_Aim of the exercise_
Sort through the material below and copy each line with "JSON".

_Provided information_
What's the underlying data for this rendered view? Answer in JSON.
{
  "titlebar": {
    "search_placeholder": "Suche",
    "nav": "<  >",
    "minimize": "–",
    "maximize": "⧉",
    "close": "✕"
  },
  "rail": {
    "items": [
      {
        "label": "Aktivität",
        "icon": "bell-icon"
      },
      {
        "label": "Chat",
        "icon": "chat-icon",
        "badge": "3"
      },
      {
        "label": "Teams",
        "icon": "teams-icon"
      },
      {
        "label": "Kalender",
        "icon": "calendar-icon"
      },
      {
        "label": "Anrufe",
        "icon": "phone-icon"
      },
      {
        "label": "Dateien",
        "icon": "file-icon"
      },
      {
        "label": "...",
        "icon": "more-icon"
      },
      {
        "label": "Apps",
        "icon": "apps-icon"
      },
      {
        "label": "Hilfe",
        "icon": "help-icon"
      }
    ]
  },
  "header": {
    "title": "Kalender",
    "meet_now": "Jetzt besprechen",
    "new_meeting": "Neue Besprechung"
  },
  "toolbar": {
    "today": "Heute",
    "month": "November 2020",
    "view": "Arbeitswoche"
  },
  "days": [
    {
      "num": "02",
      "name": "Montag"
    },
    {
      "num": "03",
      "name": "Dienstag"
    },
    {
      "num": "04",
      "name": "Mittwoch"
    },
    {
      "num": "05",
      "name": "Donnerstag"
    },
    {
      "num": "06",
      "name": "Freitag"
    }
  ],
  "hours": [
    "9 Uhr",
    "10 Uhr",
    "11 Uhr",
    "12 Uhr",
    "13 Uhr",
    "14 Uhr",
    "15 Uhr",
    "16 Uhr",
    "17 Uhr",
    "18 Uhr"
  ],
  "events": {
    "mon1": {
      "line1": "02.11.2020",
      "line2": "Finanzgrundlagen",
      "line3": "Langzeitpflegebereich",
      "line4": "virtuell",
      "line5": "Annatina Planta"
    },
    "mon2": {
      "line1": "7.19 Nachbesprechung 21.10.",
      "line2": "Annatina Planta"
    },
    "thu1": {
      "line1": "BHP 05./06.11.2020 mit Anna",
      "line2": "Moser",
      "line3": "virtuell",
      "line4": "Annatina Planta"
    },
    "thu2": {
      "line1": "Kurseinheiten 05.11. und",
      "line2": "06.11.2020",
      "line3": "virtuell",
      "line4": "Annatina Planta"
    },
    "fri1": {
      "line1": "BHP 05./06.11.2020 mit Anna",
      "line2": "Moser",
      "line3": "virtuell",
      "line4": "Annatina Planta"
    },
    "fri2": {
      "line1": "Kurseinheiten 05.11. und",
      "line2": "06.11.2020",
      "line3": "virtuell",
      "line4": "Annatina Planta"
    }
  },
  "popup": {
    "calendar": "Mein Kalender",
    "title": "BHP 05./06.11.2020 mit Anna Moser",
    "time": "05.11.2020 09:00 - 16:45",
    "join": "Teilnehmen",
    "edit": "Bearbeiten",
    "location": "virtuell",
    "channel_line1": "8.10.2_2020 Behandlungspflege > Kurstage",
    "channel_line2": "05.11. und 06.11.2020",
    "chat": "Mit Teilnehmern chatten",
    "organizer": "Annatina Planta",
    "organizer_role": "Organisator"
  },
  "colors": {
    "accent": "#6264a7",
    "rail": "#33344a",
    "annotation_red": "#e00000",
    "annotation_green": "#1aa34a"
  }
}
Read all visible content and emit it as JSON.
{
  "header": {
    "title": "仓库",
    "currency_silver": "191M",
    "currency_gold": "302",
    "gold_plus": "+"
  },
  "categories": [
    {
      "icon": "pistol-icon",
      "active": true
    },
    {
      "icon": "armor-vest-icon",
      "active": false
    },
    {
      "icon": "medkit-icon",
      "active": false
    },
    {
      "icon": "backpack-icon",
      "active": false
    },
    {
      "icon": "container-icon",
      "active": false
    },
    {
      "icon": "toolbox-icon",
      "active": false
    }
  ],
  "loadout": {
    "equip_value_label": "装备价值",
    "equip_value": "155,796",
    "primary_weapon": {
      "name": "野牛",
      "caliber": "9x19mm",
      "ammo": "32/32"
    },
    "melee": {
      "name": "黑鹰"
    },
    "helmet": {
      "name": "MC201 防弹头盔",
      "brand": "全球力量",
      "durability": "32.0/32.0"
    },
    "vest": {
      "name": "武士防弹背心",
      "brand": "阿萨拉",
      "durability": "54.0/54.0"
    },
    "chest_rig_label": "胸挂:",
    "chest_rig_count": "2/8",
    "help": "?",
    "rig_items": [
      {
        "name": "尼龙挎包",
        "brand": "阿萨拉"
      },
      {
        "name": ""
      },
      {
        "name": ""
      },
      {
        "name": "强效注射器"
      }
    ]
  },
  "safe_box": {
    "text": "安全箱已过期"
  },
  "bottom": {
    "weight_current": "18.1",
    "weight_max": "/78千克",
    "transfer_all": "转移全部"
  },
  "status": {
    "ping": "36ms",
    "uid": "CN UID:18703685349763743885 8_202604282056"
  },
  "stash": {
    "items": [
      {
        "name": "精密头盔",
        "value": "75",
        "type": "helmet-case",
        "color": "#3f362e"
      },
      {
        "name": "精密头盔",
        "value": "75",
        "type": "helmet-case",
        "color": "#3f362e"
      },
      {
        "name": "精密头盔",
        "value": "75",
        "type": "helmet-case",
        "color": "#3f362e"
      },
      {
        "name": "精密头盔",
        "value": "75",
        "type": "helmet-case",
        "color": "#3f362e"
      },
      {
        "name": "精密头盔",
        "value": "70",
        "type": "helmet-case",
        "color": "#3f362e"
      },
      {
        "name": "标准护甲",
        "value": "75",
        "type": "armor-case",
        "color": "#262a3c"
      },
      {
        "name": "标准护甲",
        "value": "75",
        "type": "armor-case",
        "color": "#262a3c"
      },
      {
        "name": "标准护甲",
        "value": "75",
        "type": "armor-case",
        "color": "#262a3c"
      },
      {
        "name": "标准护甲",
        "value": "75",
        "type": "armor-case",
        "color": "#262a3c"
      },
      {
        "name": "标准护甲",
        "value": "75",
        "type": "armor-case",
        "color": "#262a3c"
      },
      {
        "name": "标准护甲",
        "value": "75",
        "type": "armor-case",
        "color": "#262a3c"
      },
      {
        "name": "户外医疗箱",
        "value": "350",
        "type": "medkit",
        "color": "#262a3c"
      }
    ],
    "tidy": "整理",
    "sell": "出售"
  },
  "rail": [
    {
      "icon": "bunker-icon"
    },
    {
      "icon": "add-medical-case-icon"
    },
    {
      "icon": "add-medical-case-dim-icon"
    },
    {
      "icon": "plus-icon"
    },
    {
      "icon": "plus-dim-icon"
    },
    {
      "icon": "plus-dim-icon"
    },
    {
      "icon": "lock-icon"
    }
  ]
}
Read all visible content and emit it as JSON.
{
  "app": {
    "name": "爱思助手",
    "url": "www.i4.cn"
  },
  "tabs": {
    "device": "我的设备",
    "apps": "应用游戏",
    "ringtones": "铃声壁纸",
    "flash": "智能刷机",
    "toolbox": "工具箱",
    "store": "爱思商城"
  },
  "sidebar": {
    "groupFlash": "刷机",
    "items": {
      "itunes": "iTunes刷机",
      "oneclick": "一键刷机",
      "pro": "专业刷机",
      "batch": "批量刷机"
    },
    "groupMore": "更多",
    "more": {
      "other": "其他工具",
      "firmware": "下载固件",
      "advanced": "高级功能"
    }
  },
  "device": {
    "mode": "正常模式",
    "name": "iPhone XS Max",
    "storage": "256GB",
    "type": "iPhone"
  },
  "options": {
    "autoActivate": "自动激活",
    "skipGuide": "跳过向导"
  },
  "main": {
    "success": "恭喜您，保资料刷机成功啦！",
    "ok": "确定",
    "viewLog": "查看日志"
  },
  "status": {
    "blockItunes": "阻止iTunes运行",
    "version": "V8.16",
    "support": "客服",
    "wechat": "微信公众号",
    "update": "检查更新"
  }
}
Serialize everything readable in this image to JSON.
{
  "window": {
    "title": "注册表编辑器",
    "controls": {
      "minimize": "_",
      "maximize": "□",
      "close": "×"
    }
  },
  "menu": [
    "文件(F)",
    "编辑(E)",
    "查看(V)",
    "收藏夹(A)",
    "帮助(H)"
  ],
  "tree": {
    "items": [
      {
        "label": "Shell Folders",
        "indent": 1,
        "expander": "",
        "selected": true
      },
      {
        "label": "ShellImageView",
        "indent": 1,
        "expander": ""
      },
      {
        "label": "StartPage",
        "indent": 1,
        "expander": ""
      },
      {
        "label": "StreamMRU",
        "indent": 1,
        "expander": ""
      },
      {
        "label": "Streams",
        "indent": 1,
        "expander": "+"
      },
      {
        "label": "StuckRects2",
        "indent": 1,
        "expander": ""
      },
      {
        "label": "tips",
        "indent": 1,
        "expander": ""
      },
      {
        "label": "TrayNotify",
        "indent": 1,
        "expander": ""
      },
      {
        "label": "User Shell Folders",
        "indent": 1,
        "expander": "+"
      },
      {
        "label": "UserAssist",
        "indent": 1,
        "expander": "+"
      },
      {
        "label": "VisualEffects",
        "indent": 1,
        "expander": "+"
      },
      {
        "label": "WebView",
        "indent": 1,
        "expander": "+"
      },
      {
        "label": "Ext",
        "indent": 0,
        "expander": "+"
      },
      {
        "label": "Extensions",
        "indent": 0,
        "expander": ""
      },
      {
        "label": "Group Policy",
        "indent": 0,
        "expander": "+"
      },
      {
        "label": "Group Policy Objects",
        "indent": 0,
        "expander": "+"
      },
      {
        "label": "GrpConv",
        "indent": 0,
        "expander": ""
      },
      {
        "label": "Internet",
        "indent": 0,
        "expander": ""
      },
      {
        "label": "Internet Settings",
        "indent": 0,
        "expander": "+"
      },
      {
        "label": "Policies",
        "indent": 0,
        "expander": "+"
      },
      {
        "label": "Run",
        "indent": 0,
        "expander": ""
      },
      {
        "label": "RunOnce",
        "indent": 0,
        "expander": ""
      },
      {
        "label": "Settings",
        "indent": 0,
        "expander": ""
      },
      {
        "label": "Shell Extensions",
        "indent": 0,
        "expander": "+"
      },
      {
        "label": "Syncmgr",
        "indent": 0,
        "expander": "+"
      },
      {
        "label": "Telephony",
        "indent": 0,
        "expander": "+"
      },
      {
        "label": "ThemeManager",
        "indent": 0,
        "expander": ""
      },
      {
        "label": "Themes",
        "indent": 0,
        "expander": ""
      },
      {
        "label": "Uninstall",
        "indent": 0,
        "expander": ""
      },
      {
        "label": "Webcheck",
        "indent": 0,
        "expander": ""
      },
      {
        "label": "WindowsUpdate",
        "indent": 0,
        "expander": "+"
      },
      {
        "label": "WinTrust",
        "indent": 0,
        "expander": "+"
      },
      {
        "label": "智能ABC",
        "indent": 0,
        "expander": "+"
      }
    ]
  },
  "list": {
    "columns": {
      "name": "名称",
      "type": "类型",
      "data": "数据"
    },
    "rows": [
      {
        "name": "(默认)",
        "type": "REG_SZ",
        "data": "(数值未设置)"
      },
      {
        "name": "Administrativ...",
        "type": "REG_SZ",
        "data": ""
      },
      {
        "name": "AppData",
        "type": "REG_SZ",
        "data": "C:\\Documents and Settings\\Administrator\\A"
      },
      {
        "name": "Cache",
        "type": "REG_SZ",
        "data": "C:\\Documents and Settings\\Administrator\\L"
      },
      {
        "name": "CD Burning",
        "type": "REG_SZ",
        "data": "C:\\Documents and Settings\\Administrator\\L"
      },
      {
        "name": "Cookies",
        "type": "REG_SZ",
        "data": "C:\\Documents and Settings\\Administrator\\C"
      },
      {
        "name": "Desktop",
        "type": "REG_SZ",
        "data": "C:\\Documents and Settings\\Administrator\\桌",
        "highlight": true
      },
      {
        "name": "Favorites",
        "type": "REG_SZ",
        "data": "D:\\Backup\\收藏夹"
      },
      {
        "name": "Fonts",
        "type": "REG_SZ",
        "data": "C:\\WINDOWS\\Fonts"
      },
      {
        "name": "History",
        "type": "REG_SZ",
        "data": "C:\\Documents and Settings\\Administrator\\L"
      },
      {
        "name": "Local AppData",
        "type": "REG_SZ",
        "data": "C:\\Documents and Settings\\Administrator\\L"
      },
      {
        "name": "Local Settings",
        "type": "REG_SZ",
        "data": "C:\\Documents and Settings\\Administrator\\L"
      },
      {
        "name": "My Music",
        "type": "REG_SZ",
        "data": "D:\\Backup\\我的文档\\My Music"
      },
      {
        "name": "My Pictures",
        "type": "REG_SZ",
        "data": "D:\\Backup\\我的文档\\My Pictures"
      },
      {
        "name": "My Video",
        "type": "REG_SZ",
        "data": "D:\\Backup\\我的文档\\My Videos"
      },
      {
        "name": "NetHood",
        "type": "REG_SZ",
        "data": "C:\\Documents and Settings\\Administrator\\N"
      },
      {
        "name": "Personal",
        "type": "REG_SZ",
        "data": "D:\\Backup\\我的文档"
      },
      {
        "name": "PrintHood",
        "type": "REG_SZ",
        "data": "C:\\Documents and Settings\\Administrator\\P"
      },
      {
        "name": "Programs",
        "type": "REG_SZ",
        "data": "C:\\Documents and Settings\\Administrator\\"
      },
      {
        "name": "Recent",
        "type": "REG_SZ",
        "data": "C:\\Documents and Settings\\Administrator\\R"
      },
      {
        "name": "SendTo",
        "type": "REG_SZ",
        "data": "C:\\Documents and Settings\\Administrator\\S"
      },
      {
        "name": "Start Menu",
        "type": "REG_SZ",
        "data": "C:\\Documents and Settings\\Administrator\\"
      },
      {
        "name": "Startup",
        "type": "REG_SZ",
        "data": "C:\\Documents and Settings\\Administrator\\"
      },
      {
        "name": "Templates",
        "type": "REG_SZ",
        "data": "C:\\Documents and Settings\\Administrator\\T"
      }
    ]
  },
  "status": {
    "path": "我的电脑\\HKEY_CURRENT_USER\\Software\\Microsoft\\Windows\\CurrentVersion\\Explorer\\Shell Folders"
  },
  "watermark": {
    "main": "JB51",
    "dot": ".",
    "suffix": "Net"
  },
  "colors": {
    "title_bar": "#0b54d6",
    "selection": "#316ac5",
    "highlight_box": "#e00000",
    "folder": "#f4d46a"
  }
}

_Answer space_
What's the underlying data for this rendered view? Answer in JSON.
Read all visible content and emit it as JSON.
Read all visible content and emit it as JSON.
Serialize everything readable in this image to JSON.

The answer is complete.